Questions I would have for the producers of Fireproof, and Kirk Cameron.
- Why was there no real gospel presentation to the Caleb Holt character?
- Where was any mention of Jesus Christ (the only name given under heaven whereby we may be saved?)
- Where was the influence of the scriptures in Caleb’s life?
- Why leave the impression that all will be well in life if you just give your life to God?
- When Caleb supposedly got “saved,” why was it referred to in the movie as being “in”? Caleb asked Mike about his faith, and said, “I’m in.”
Where was any mention of being born-again or conversion or salvation? What does being “in” mean?
Imagine a possible real-life scenario with me.
Caleb gets “saved” by the presentation that says he knows he needs to get his life straightened out and salvage his marriage, so he needs to ask God’s forgiveness for the bad things he’s done.
He continues to try to do the things in the “Love Dare” book, but his wife continues to reject him. She tells him, “I want to make this very clear. I don’t love you.”
He finishes the 40 days of Love Dare, and at the end of it, heads to the courthouse where the divorce is made final. His ex-wife has taken the house, the cars, and the court has imposed a hefty alimony payment upon Caleb. Caleb struggles to make the alimony payments and lives the rest of his life trying to make ends meet. Caleb struggles with depression because “God let him down,” and he gives up on this “Christian stuff” after a couple of years.
Why was he set up to fail in his Christian walk, and how can I invent such a scenario? First, he was set up to fail because his situation was made the motivator for becoming a Christian. Curiously, Kirk Cameron, in his work with The Way of the Master even preaches against this very type of gospel presentation because of the failure it inevitably produces.
Second, how can I imagine sucha a scenario happening? Because I have seen it happen. I personally know people who have “received” such a gospel, and then when persecution or trials or troubles arise, as they always do, they question why God would let such a thing happen to them and the insincerity of their profession is revealed and they fall away. A friend of mine from high school went through something similar. When I knew him in school, he led a wicked life, but then he had an experience with something that led him to believe that he was a Christian. He even then got a job at Focus on the Family. But soon after, he became disillusioned with his Christian life, left his wife and children, then went deeply back into his life of sin. He recently committed suicide.
My purpose in writing is not to bash Fireproof. I admit, it was entertaining, and I did like the message of saving marriages.
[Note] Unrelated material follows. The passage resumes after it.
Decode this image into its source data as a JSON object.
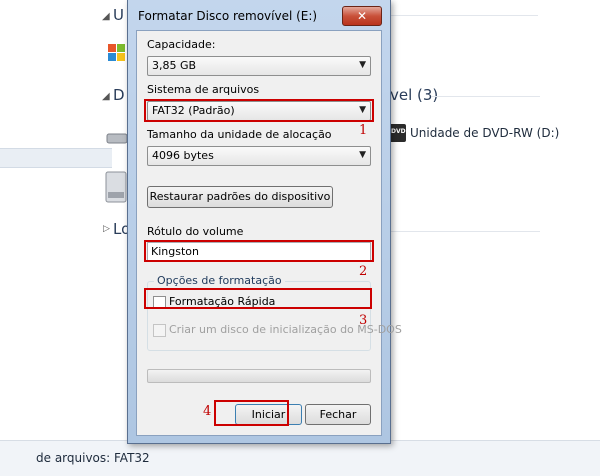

Again, however, as Mr. Tozer says, “The religious movie embodies the mischievous notion that religion is, or can be made, a form of entertainment.”
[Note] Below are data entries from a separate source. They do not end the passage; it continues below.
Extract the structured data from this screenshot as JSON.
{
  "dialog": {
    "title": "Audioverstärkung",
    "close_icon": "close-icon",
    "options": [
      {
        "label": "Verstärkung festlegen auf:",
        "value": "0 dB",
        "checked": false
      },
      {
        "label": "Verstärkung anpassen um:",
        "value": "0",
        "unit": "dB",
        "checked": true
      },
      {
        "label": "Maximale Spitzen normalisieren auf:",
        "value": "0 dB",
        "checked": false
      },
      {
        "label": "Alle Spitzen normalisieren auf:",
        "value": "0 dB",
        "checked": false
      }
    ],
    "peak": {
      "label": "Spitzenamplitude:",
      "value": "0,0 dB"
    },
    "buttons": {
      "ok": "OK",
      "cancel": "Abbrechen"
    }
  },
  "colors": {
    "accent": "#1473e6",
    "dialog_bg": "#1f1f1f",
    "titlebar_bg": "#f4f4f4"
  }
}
p.s. Did anyone else catch the subtle idea of the main characters’ names? Caleb is a derivative of a Hebrew word for “dog,” while the name of his wife was Katherine, and her nickname was “Kat.”